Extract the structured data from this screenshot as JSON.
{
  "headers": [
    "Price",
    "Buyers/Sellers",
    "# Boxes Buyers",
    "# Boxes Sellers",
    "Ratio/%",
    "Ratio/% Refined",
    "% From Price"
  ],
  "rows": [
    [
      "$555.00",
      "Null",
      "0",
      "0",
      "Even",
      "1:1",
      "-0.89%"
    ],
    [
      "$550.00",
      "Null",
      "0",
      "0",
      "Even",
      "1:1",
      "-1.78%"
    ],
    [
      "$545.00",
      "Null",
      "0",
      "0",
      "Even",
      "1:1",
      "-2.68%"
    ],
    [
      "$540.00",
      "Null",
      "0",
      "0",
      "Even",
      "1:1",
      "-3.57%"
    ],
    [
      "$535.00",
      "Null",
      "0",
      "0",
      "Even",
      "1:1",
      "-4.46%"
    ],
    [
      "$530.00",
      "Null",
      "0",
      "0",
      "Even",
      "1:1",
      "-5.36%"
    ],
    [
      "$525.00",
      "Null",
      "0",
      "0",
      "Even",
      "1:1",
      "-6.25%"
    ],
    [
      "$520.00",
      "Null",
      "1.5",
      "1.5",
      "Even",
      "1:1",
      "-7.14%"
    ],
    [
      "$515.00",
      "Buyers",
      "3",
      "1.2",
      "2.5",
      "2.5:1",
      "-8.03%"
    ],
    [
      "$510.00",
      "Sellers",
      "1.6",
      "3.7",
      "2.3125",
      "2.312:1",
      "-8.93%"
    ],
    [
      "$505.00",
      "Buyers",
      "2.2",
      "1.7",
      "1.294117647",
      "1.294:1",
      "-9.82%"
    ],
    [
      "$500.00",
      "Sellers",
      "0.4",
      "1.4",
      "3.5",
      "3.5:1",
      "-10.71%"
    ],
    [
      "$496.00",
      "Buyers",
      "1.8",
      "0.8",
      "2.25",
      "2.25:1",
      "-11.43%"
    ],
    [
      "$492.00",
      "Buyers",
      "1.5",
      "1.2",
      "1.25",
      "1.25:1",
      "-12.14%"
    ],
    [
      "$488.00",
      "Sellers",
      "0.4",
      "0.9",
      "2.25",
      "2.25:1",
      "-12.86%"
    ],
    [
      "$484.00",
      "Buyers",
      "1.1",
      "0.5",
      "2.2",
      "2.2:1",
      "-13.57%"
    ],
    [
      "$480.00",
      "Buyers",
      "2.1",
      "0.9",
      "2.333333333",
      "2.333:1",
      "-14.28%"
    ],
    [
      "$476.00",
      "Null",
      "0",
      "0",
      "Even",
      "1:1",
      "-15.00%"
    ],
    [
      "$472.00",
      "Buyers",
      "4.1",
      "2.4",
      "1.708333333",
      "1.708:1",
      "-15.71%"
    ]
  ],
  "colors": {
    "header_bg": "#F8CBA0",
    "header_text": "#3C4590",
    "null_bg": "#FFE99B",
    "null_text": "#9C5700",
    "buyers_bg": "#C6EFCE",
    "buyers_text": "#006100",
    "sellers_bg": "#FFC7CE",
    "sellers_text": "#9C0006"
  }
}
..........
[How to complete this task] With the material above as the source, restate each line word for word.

[Result of the exercise]
Extract the structured data from this screenshot as JSON.
{
  "headers": [
    "Price",
    "Buyers/Sellers",
    "# Boxes Buyers",
    "# Boxes Sellers",
    "Ratio/%",
    "Ratio/% Refined",
    "% From Price"
  ],
  "rows": [
    [
      "$555.00",
      "Null",
      "0",
      "0",
      "Even",
      "1:1",
      "-0.89%"
    ],
    [
      "$550.00",
      "Null",
      "0",
      "0",
      "Even",
      "1:1",
      "-1.78%"
    ],
    [
      "$545.00",
      "Null",
      "0",
      "0",
      "Even",
      "1:1",
      "-2.68%"
    ],
    [
      "$540.00",
      "Null",
      "0",
      "0",
      "Even",
      "1:1",
      "-3.57%"
    ],
    [
      "$535.00",
      "Null",
      "0",
      "0",
      "Even",
      "1:1",
      "-4.46%"
    ],
    [
      "$530.00",
      "Null",
      "0",
      "0",
      "Even",
      "1:1",
      "-5.36%"
    ],
    [
      "$525.00",
      "Null",
      "0",
      "0",
      "Even",
      "1:1",
      "-6.25%"
    ],
    [
      "$520.00",
      "Null",
      "1.5",
      "1.5",
      "Even",
      "1:1",
      "-7.14%"
    ],
    [
      "$515.00",
      "Buyers",
      "3",
      "1.2",
      "2.5",
      "2.5:1",
      "-8.03%"
    ],
    [
      "$510.00",
      "Sellers",
      "1.6",
      "3.7",
      "2.3125",
      "2.312:1",
      "-8.93%"
    ],
    [
      "$505.00",
      "Buyers",
      "2.2",
      "1.7",
      "1.294117647",
      "1.294:1",
      "-9.82%"
    ],
    [
      "$500.00",
      "Sellers",
      "0.4",
      "1.4",
      "3.5",
      "3.5:1",
      "-10.71%"
    ],
    [
      "$496.00",
      "Buyers",
      "1.8",
      "0.8",
      "2.25",
      "2.25:1",
      "-11.43%"
    ],
    [
      "$492.00",
      "Buyers",
      "1.5",
      "1.2",
      "1.25",
      "1.25:1",
      "-12.14%"
    ],
    [
      "$488.00",
      "Sellers",
      "0.4",
      "0.9",
      "2.25",
      "2.25:1",
      "-12.86%"
    ],
    [
      "$484.00",
      "Buyers",
      "1.1",
      "0.5",
      "2.2",
      "2.2:1",
      "-13.57%"
    ],
    [
      "$480.00",
      "Buyers",
      "2.1",
      "0.9",
      "2.333333333",
      "2.333:1",
      "-14.28%"
    ],
    [
      "$476.00",
      "Null",
      "0",
      "0",
      "Even",
      "1:1",
      "-15.00%"
    ],
    [
      "$472.00",
      "Buyers",
      "4.1",
      "2.4",
      "1.708333333",
      "1.708:1",
      "-15.71%"
    ]
  ],
  "colors": {
    "header_bg": "#F8CBA0",
    "header_text": "#3C4590",
    "null_bg": "#FFE99B",
    "null_text": "#9C5700",
    "buyers_bg": "#C6EFCE",
    "buyers_text": "#006100",
    "sellers_bg": "#FFC7CE",
    "sellers_text": "#9C0006"
  }
}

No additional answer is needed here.